Narrow the data below down to the lines containing "this".

Website and app data records

%%

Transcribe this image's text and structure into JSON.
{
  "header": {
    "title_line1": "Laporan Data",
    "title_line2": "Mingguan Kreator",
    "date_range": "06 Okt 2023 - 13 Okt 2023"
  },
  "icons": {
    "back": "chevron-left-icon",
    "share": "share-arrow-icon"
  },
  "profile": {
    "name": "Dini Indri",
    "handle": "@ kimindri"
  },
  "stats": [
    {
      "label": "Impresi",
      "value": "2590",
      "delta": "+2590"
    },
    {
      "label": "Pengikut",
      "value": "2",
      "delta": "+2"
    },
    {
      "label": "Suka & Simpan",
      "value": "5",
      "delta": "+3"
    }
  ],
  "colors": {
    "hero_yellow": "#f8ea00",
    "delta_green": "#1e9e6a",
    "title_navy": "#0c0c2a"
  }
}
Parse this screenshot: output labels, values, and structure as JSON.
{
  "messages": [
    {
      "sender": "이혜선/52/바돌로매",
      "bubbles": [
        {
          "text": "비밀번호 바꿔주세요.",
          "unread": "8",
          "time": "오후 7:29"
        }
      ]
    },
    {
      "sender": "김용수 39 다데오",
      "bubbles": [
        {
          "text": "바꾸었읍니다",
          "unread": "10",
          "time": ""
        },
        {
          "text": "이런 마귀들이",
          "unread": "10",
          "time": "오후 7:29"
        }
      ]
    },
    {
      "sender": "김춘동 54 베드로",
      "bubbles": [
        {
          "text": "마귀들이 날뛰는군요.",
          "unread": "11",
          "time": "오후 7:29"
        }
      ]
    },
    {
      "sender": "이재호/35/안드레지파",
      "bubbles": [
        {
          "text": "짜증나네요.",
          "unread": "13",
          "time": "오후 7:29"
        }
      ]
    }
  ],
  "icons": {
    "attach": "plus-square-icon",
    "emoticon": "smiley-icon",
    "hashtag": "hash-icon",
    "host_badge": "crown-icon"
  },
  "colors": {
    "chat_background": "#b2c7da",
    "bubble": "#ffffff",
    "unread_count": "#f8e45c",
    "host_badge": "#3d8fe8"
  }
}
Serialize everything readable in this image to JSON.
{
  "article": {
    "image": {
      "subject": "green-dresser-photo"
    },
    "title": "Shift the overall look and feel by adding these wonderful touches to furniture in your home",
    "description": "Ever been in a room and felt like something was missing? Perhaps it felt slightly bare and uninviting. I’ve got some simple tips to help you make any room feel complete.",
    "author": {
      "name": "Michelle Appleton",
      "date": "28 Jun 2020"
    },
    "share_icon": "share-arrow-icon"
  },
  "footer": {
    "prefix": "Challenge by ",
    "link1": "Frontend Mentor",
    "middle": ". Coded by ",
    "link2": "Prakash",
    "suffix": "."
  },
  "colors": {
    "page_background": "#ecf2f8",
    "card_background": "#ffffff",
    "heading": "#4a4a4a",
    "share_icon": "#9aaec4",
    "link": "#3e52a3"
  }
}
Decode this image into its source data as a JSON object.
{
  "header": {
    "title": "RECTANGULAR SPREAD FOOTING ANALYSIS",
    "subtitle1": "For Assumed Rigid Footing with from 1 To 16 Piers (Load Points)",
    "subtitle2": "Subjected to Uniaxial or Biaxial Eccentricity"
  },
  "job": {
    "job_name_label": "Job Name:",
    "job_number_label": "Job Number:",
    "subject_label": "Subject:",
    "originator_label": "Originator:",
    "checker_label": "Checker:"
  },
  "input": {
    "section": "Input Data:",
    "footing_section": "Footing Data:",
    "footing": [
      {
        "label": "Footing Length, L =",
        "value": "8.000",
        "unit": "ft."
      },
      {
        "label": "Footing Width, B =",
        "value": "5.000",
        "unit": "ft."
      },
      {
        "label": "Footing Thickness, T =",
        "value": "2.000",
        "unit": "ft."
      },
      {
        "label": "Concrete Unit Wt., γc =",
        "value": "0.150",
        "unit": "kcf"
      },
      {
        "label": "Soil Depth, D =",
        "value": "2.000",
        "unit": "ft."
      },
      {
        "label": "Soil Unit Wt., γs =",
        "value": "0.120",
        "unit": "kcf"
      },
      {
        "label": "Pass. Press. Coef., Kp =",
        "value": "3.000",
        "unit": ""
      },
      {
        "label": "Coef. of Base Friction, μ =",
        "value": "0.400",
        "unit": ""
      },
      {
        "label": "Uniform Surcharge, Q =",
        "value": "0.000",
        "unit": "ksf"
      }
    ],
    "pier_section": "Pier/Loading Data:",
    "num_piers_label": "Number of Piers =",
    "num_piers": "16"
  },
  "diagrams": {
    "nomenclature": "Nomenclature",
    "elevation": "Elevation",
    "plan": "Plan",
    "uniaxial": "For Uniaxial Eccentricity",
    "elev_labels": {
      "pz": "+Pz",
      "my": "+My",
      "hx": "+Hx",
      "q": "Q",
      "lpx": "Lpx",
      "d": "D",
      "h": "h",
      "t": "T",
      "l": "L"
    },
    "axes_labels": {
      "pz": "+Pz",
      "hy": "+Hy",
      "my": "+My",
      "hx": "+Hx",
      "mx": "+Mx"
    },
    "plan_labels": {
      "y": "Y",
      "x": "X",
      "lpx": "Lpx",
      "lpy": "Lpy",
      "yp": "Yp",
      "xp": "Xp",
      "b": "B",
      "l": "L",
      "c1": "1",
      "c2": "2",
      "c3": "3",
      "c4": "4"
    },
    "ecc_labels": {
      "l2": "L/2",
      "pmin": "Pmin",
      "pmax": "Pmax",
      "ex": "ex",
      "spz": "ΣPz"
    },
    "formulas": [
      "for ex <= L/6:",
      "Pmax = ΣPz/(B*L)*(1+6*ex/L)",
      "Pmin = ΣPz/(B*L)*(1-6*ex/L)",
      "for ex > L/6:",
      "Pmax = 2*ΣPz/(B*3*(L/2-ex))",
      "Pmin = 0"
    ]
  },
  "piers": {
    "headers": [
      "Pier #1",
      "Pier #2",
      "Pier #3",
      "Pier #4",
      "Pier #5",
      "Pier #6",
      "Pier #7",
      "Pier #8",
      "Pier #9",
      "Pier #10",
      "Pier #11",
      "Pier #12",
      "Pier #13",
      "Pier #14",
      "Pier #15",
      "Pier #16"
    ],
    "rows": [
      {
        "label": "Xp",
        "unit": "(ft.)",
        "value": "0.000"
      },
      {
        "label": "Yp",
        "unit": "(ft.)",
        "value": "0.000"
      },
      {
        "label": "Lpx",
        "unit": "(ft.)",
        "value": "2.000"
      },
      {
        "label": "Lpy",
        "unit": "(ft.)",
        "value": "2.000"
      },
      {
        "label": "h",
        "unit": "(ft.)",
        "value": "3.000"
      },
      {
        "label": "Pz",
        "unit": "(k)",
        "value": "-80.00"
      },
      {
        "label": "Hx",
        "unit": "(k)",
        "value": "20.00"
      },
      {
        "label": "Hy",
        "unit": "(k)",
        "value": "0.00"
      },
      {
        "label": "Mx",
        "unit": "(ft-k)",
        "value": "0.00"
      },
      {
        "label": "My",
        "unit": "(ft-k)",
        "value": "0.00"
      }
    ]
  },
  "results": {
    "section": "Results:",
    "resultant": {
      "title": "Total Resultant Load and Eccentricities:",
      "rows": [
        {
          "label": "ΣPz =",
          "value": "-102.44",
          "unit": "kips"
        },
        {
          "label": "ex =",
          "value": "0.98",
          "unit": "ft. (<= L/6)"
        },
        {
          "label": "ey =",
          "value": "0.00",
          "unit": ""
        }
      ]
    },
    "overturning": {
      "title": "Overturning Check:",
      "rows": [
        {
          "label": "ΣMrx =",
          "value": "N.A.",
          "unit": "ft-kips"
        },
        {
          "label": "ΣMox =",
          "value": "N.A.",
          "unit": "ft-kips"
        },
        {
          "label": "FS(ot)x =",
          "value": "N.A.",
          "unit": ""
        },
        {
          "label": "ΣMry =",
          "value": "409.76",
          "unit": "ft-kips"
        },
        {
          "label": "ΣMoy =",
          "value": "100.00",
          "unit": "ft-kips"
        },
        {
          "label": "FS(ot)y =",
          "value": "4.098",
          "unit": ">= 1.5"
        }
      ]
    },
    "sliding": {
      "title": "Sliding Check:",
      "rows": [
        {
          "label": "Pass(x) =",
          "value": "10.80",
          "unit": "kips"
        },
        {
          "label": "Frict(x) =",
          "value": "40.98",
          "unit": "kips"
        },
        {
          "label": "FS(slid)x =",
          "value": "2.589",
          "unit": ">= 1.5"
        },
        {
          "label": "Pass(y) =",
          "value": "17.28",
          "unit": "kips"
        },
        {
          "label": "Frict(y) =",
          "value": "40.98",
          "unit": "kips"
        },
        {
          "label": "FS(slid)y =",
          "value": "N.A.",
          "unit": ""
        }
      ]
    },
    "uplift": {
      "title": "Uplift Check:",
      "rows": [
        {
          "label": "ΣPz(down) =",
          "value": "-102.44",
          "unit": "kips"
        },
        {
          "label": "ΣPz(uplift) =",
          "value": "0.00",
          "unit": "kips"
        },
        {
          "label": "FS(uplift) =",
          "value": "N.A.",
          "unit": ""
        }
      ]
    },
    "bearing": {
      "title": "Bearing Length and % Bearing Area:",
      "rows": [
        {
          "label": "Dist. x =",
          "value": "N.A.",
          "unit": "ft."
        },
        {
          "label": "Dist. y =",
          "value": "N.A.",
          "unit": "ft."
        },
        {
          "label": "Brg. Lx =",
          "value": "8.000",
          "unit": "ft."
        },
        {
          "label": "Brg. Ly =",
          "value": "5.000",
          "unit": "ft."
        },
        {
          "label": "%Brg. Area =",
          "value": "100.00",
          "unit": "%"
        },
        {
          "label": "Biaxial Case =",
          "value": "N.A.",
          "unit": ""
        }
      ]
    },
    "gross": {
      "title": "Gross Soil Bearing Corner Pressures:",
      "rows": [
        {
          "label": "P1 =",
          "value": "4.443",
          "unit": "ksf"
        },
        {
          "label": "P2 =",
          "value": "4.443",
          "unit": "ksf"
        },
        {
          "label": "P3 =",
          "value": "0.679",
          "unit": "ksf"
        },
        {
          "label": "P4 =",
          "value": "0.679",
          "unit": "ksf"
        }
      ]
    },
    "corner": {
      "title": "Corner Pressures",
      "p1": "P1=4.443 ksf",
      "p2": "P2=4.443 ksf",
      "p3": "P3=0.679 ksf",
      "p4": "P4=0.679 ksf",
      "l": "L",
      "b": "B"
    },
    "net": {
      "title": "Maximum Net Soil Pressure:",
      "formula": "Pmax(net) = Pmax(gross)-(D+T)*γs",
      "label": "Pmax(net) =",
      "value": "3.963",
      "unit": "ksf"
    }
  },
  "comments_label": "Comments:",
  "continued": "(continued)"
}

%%

◆ **RESPONSE TO THE EXERCISE**:
Transcribe this image's text and structure into JSON.
Parse this screenshot: output labels, values, and structure as JSON.
Serialize everything readable in this image to JSON.
Decode this image into its source data as a JSON object.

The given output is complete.